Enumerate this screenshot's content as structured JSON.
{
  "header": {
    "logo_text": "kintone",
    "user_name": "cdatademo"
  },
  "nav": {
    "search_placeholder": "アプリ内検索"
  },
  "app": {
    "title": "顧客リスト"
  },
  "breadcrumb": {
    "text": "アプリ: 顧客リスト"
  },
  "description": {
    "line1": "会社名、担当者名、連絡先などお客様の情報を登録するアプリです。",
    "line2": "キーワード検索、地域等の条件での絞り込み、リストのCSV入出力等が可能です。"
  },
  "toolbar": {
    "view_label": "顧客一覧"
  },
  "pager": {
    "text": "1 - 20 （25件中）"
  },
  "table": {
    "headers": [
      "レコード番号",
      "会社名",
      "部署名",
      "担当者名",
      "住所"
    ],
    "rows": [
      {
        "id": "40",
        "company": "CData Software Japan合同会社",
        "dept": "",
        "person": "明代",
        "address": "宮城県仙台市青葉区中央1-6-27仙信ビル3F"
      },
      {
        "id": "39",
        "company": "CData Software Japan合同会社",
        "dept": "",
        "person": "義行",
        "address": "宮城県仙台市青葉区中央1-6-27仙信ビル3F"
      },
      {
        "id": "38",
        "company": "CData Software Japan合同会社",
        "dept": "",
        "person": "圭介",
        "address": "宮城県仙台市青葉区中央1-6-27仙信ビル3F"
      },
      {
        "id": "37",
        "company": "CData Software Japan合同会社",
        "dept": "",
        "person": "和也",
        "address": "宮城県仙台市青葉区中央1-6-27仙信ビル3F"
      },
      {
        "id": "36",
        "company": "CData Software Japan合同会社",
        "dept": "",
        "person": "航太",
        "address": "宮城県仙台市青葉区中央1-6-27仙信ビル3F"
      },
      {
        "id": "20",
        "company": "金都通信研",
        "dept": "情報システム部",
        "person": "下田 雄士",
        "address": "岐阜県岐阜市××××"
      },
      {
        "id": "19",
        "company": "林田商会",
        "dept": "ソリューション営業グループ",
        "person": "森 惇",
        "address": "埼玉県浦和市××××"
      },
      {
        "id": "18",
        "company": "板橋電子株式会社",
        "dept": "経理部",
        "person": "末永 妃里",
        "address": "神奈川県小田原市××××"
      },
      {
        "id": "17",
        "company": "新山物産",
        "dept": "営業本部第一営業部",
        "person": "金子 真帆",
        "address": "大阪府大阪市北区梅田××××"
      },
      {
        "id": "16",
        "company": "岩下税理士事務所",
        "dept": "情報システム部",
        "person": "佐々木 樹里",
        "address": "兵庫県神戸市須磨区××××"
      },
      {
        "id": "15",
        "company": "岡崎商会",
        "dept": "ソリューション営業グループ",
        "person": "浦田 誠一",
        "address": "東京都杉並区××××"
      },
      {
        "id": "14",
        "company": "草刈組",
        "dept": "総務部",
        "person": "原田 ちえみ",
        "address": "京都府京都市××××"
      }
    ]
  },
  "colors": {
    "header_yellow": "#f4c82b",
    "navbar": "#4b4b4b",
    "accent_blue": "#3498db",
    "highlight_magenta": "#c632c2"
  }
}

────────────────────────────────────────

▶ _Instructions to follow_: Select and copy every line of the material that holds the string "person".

▶ _Response area_:
        "person": "明代",
        "person": "義行",
        "person": "圭介",
        "person": "和也",
        "person": "航太",
        "person": "下田 雄士",
        "person": "森 惇",
        "person": "末永 妃里",
        "person": "金子 真帆",
        "person": "佐々木 樹里",
        "person": "浦田 誠一",
        "person": "原田 ちえみ",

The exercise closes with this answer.